CT1.v1 Imputed IPD from ~150 trial publications in breast, colorectal, lung, and prostate cancer, which in aggregate comprise ~220,000 overall survival OS) or event-free survival events (e.g. progression free survival, PFS).

Citations: “Cancer patient survival can be parametrized to improve trial precision and reveal time-dependent therapeutic effects” by Deborah Plana, Geoffrey Fell, Brian M. Alexander, Adam C. Palmer, Peter K. Sorger. Nat Commun 13, 873 (2022).

Plana, D., Fell, G., Alexander, B. M., Palmer, A. C. & Sorger, P. K. Imputed individual participant data from oncology clinical trials. Synpase repository. (2021).

CT2.v1 Imputed IPD from combination therapies with immune-checkpoint inhibitors across six cancer types including breast, gastric, head and neck, lung, melanoma, and renal.

Citation: “Predictable clinical benefits without evidence of synergy in trials of combination therapies with immune-checkpoint inhibitors” by Adam C. Palmer, Benjamin Izar , Haeun Hwangbo and Peter K. Sorger. Clin Cancer Res (2022) 28 (2): 368–377.


Harvard MIT Program in Regulatory Sciences.

Dana-Farber Cancer Institute

Palmer Laboratory at University of North Carolina at Chapel Hill


  1. Stewart, L. A. & Tierney, J. F. To IPD or not to IPD?: Advantages and Disadvantages of Systematic Reviews Using Individual Patient Data. Eval Health Prof 25, 76–97 (2002).
  2. Riley, R. D., Lambert, P. C. & Abo-Zaid, G. Meta-analysis of individual participant data: rationale, conduct, and reporting. BMJ 340, c221 (2010).
  3. Kaplan, E. L. & Meier, P. Nonparametric Estimation from Incomplete Observations. 53, (1958).
  4. Danchev, V., Min, Y., Borghi, J., Baiocchi, M. & Ioannidis, J. P. A. Evaluation of Data Sharing After Implementation of the International Committee of Medical Journal Editors Data Sharing Statement Requirement. JAMA Netw Open 4, e2033972 (2021).
  5. Alexander, B. M., Schoenfeld, J. D. & Trippa, L. Hazards of Hazard Ratios - Deviations from Model Assumptions in Immunotherapy. N. Engl. J. Med. 378, 1158–1159 (2018).
  6. Guyot, P., Ades, A., Ouwens, M. J. & Welton, N. J. Enhanced secondary analysis of survival data: reconstructing the data from published Kaplan-Meier survival curves. BMC Med Res Methodol 12, 9 (2012).
  7. Rahman, R. et al. Deviation from the Proportional Hazards Assumption in Randomized Phase 3 Clinical Trials in Oncology: Prevalence, Associated Factors, and Implications. Clin Cancer Res 25, 6339–6345 (2019).
  8. Committee on Strategies for Responsible Sharing of Clinical Trial Data, Board on Health Sciences Policy, & Institute of Medicine. Discussion Framework for Clinical Trial Data Sharing: Guiding Principles, Elements, and Activities. (National Academies Press (US), 2014).

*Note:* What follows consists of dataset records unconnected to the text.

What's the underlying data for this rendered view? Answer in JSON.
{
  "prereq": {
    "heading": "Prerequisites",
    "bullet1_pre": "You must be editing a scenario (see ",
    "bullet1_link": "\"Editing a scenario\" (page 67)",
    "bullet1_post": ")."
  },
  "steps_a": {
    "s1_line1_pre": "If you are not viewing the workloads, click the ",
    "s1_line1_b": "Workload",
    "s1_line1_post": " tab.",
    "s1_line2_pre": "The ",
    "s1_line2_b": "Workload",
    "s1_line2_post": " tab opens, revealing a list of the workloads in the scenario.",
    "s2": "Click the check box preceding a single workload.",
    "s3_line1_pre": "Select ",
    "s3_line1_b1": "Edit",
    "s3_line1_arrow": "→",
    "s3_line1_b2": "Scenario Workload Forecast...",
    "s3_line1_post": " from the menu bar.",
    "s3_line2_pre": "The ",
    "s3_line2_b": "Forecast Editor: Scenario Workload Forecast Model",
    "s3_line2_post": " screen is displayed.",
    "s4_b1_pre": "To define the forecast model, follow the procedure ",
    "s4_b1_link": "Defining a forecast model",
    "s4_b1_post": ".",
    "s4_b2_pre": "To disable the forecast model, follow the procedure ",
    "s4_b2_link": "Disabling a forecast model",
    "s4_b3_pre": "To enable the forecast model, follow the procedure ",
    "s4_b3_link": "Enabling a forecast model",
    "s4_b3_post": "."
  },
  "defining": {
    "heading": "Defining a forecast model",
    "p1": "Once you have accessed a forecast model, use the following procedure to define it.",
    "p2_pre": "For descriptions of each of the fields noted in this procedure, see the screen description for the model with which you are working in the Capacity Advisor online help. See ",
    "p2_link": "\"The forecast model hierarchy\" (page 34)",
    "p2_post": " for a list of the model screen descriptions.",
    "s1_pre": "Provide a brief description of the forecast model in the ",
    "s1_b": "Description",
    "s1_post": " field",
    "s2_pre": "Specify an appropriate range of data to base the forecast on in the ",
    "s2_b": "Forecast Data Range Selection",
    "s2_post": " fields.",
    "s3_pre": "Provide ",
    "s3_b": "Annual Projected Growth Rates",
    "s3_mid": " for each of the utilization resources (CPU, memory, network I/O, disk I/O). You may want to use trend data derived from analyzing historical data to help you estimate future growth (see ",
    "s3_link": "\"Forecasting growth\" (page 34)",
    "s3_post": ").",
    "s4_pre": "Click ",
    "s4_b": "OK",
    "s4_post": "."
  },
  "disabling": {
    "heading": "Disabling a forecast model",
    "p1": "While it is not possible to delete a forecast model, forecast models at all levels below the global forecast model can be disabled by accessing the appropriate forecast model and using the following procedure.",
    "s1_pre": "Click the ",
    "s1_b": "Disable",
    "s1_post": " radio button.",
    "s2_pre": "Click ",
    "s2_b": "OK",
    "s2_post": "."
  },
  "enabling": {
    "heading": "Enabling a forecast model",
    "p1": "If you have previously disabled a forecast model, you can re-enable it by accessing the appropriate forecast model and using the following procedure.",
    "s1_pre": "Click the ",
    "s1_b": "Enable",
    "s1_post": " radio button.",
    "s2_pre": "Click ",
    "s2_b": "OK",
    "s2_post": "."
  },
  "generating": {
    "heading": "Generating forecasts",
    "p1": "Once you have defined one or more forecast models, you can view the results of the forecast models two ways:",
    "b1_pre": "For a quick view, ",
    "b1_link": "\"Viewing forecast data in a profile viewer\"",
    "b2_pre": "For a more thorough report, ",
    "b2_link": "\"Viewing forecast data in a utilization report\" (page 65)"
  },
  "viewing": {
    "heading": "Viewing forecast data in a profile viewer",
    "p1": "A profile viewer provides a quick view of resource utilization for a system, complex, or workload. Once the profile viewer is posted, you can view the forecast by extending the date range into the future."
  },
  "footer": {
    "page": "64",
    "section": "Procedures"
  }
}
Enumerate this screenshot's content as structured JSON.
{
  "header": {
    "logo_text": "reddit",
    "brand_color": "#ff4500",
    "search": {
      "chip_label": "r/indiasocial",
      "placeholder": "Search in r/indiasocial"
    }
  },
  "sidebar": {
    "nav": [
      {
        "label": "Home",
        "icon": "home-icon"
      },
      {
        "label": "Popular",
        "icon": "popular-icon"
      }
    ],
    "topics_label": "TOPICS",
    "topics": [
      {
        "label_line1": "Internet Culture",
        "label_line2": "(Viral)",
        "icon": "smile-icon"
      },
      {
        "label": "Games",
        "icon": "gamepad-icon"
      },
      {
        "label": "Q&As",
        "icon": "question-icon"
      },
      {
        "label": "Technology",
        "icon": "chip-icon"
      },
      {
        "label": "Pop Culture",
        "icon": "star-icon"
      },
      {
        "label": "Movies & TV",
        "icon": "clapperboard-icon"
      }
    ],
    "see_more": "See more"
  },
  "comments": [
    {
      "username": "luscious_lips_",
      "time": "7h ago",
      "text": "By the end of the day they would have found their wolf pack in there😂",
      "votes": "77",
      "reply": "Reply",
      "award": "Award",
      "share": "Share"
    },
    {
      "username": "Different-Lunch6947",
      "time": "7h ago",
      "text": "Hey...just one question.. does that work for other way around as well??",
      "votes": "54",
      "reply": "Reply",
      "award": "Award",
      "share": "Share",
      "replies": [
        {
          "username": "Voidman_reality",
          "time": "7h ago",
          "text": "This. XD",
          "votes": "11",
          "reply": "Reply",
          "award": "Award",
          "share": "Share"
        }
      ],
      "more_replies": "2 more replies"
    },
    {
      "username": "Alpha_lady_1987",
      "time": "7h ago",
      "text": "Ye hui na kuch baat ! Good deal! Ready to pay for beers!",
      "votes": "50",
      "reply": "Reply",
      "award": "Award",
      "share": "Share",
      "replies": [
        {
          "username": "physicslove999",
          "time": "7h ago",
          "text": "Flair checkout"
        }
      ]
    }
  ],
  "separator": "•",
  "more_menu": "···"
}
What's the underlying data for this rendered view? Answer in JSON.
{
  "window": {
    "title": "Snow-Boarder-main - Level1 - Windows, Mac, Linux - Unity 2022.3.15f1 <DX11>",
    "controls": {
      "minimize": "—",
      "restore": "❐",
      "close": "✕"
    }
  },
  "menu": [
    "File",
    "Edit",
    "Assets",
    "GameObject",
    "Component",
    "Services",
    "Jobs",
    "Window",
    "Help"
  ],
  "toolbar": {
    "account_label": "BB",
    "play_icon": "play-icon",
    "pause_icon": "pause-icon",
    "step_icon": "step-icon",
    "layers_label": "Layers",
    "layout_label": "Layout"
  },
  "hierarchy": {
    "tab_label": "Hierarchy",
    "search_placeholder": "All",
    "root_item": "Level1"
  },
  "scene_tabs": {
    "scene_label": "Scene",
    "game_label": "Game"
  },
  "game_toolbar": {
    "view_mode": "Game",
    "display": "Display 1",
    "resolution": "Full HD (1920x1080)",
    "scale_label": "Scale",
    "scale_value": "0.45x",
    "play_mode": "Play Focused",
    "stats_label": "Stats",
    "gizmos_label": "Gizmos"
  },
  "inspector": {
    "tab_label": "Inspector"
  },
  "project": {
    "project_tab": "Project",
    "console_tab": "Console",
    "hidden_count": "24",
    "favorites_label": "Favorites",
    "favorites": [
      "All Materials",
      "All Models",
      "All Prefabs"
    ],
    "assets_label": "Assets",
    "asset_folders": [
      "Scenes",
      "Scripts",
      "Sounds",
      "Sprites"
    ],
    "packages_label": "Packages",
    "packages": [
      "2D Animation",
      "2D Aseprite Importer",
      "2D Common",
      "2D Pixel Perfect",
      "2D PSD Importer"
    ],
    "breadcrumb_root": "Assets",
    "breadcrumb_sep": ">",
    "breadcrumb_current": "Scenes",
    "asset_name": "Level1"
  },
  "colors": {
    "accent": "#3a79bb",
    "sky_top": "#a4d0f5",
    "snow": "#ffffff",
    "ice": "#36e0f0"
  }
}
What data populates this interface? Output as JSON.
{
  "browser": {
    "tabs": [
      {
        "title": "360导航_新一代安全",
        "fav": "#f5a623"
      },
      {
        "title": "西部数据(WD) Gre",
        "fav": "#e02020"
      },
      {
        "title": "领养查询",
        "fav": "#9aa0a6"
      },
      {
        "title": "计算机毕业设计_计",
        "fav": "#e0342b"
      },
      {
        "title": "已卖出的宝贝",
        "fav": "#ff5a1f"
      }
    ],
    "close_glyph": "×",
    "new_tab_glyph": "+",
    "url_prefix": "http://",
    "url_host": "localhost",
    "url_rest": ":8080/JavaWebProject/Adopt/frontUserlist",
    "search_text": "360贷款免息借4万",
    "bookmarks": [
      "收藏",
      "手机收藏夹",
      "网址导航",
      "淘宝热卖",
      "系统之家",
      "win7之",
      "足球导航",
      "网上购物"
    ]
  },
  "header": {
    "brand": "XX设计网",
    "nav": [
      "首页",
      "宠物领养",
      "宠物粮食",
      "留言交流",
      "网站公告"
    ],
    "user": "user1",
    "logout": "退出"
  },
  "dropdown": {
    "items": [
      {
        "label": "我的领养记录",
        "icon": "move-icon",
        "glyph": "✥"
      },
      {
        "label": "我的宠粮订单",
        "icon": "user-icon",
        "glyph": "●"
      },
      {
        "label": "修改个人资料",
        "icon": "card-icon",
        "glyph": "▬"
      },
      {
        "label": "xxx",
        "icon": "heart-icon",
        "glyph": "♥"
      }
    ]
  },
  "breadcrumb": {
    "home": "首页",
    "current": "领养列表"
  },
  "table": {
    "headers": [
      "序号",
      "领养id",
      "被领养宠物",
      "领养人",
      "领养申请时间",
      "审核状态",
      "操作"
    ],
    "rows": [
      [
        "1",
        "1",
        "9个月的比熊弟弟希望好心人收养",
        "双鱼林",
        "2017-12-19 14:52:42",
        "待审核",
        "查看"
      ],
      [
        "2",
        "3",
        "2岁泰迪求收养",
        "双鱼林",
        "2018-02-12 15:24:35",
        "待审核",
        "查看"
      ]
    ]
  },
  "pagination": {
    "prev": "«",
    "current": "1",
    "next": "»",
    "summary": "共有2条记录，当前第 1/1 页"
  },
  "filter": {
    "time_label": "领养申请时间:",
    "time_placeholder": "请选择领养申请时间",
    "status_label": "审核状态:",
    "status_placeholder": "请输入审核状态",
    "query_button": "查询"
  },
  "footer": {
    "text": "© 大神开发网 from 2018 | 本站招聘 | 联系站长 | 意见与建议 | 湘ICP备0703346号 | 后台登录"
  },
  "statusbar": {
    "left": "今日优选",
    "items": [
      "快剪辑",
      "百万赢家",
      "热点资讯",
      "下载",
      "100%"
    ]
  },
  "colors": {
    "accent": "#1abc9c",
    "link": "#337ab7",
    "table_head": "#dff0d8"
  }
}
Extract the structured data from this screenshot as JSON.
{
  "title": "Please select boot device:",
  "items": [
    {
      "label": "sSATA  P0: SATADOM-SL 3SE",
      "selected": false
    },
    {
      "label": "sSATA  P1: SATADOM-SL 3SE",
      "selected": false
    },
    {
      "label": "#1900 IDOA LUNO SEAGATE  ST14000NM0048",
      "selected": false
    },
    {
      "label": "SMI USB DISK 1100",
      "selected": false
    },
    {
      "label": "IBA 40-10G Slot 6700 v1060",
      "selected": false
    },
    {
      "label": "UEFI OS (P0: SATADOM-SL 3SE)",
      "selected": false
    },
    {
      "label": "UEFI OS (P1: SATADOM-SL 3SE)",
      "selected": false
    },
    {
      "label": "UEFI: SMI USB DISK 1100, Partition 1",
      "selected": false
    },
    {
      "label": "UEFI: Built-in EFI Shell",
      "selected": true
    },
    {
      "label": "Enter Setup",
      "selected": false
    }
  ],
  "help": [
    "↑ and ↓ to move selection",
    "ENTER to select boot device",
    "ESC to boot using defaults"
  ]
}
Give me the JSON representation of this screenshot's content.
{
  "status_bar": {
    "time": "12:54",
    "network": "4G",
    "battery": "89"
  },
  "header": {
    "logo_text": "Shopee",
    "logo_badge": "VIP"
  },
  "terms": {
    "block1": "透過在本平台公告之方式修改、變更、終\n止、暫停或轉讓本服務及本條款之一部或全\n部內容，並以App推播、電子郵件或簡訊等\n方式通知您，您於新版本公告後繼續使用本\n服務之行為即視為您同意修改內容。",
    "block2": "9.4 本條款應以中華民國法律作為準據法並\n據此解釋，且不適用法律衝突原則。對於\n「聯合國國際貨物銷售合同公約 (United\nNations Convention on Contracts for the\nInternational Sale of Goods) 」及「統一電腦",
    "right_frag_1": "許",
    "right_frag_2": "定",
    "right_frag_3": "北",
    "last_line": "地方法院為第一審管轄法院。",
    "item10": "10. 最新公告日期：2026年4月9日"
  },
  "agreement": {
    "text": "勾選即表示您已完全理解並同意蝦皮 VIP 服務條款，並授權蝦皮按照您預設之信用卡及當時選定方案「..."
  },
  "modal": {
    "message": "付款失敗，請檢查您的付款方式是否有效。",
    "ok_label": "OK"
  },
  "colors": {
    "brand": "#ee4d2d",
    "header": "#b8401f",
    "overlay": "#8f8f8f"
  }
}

This project was supported by NIH grant U54-CA225088 to Peter Sorger. Deborah Plana is supported by NIGMS training grants T32-GM007753 and F30-CA260780.